EXERCISE DIRECTIONS
Would you copy each line of the data below that has "JSON"?
▬▬▬▬▬▬
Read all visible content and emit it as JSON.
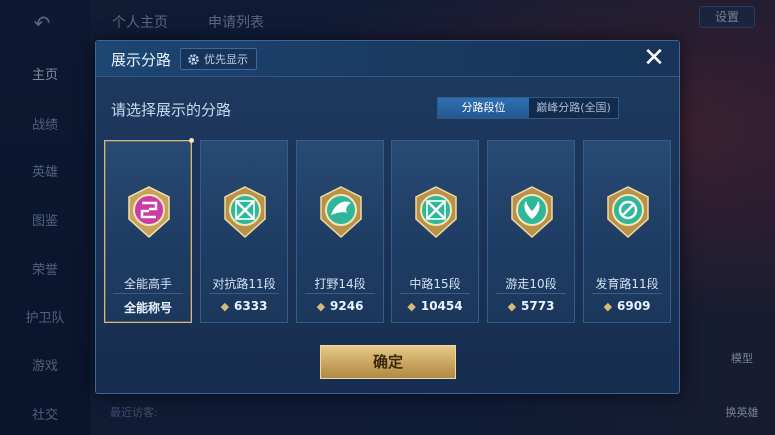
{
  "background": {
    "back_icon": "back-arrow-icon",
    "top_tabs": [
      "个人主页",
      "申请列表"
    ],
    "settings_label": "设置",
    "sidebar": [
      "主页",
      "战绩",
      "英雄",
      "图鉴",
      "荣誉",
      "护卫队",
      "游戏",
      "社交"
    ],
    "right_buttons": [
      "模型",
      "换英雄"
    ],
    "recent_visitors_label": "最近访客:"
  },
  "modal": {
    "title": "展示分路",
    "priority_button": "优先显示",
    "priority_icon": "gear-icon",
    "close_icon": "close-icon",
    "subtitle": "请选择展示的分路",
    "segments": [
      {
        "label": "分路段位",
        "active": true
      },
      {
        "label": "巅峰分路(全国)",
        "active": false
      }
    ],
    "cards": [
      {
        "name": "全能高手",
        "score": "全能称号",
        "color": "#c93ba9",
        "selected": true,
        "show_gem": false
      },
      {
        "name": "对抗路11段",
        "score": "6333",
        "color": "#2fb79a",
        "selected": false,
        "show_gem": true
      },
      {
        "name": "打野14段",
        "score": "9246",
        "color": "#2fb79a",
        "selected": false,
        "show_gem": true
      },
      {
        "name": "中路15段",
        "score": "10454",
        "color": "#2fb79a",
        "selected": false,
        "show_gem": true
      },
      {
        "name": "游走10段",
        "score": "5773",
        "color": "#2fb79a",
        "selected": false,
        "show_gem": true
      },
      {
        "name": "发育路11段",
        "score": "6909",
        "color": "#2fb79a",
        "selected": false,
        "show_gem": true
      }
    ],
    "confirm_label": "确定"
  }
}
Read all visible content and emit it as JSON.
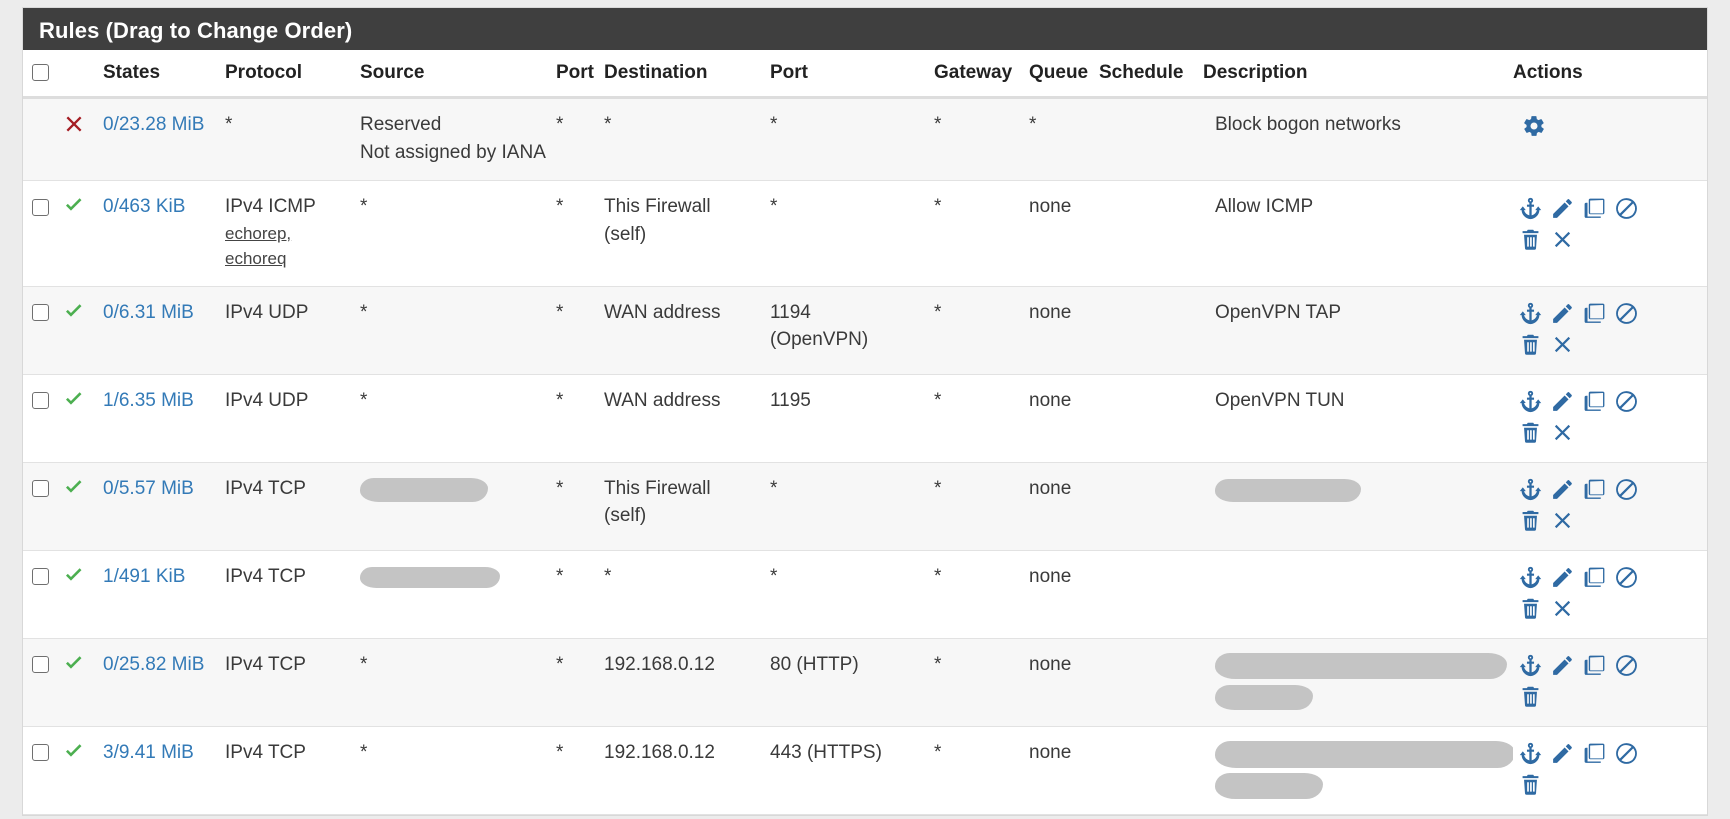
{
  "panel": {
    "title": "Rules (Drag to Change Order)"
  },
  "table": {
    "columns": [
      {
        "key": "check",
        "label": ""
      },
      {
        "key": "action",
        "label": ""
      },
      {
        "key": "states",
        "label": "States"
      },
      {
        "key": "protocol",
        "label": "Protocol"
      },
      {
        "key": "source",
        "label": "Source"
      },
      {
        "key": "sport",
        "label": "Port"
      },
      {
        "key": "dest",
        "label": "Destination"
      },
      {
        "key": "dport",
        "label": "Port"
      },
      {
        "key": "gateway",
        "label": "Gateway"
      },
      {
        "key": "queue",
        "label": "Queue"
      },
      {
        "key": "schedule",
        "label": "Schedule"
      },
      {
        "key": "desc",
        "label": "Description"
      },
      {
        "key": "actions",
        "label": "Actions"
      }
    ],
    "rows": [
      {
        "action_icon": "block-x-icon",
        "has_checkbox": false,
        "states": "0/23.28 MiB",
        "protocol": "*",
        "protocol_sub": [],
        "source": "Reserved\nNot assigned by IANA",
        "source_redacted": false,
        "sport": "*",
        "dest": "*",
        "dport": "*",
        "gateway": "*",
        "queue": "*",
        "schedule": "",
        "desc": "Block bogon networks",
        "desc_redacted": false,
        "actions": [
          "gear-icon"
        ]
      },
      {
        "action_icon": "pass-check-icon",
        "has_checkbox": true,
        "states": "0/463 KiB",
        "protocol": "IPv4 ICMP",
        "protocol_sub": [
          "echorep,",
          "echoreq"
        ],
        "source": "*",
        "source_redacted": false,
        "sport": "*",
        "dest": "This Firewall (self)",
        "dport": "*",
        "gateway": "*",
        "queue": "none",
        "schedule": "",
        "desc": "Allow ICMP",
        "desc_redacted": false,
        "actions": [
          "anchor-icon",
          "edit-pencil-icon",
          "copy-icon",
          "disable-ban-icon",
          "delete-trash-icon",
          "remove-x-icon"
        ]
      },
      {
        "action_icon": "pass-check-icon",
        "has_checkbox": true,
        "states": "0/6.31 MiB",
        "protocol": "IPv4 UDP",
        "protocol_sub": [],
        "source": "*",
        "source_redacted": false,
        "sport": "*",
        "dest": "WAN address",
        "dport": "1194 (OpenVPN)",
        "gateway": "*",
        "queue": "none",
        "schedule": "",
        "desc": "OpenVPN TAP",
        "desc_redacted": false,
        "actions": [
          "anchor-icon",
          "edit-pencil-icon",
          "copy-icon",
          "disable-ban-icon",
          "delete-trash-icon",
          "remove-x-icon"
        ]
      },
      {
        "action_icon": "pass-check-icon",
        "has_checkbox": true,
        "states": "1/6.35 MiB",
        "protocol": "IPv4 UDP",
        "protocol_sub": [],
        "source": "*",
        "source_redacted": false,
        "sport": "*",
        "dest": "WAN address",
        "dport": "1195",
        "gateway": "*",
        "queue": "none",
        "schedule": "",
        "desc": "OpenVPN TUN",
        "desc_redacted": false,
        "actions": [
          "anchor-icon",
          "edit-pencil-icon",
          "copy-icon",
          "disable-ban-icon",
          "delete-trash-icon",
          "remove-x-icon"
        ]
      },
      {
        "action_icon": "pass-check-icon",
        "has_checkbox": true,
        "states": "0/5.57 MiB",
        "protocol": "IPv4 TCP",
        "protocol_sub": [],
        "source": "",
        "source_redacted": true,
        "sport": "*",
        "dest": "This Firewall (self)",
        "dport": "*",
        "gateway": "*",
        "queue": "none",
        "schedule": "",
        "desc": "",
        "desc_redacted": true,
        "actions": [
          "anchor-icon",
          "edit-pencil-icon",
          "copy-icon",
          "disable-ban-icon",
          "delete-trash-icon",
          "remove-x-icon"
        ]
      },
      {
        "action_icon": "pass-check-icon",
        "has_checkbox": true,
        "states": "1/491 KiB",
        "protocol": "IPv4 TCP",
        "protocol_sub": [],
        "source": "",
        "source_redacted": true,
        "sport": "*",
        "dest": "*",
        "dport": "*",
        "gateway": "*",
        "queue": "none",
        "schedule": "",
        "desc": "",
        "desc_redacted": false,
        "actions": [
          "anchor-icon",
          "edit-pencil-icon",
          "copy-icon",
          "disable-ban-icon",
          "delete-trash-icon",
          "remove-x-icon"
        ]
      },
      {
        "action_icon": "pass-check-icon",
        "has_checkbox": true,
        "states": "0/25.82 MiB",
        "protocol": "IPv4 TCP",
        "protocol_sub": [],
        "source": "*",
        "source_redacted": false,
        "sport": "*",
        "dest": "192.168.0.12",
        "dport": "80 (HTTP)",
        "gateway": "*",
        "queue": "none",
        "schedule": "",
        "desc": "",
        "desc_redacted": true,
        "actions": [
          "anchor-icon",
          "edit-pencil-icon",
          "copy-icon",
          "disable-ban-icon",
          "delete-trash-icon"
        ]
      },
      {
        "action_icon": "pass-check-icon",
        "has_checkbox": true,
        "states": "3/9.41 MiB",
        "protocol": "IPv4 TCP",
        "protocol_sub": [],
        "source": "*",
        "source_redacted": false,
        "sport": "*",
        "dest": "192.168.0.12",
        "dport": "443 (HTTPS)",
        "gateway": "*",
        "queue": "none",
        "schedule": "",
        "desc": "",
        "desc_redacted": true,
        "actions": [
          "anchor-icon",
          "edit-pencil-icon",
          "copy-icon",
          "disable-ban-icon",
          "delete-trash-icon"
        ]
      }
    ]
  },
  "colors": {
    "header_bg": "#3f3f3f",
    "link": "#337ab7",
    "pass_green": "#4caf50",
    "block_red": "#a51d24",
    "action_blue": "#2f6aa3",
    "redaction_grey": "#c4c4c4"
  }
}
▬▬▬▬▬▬
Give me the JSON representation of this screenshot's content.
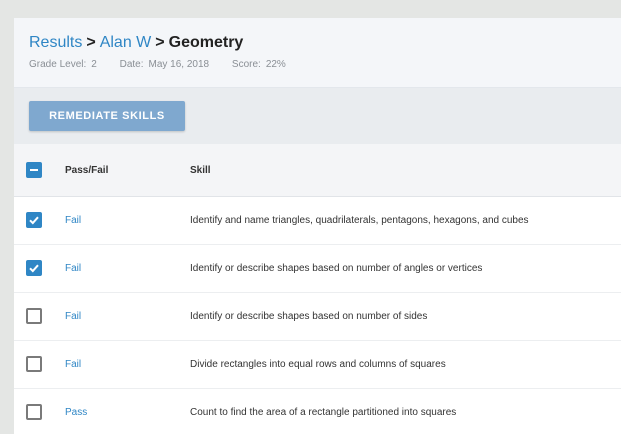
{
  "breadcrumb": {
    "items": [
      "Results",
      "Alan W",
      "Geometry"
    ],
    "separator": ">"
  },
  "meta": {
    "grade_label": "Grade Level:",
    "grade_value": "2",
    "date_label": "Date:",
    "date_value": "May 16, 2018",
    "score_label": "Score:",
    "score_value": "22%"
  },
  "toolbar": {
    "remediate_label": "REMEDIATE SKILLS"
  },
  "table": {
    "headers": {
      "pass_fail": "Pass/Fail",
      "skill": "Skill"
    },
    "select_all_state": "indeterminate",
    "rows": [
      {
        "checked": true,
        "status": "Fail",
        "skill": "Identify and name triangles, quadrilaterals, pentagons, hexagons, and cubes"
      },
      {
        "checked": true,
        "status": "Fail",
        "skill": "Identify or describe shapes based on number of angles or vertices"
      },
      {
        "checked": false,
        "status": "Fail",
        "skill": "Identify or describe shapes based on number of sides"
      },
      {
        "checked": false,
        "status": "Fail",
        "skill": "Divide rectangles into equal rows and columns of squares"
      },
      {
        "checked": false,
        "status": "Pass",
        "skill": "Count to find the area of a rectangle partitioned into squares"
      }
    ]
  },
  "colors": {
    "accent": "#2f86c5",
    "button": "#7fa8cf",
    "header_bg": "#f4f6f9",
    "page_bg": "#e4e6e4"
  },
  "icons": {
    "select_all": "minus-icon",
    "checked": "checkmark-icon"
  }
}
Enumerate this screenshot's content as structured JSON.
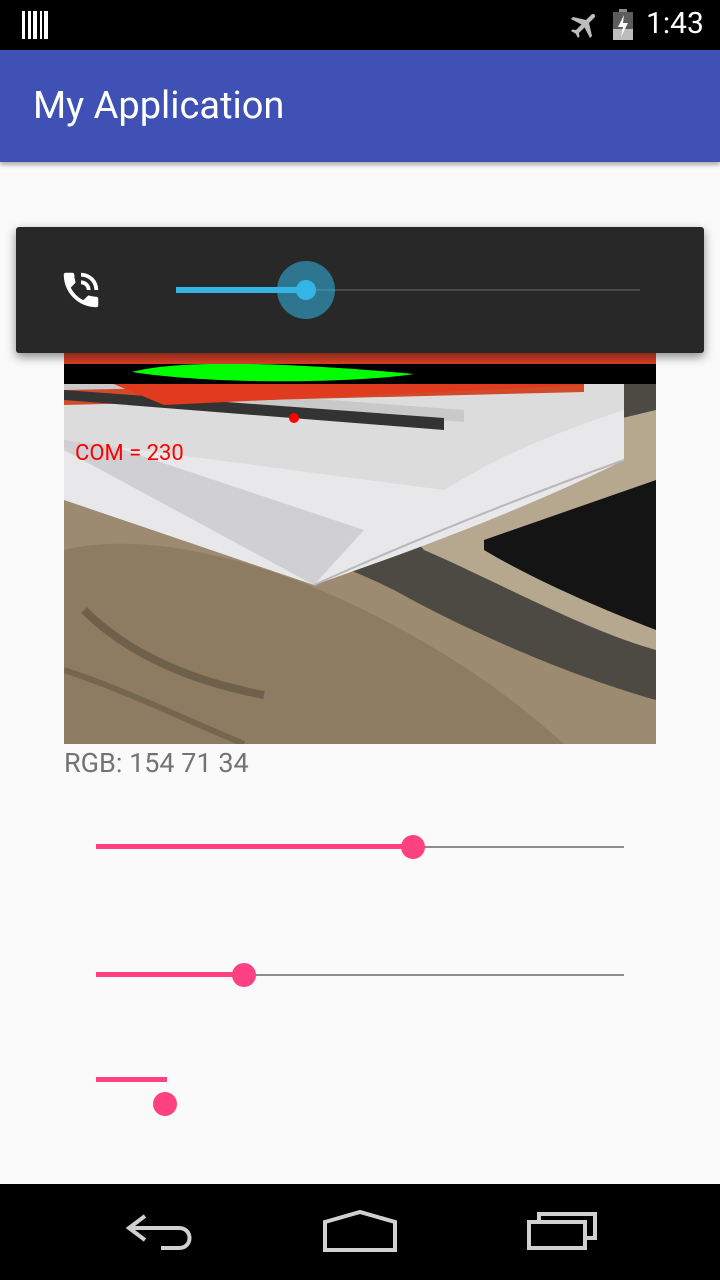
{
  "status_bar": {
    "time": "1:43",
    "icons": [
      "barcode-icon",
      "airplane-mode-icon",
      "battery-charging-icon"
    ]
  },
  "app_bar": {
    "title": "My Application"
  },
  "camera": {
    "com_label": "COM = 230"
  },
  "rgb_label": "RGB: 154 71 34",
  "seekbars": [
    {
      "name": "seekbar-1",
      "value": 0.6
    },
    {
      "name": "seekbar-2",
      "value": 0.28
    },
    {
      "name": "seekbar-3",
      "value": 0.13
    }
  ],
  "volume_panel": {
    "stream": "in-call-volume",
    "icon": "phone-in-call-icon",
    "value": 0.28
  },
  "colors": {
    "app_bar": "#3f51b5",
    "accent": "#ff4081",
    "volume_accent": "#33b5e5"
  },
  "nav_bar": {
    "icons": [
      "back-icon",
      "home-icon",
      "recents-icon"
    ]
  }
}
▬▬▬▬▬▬
RESULT FOR THIS EXERCISE
Read all visible content and emit it as JSON.
Read all visible content and emit it as JSON.
Give me the JSON representation of this screenshot's content.
Enumerate this screenshot's content as structured JSON.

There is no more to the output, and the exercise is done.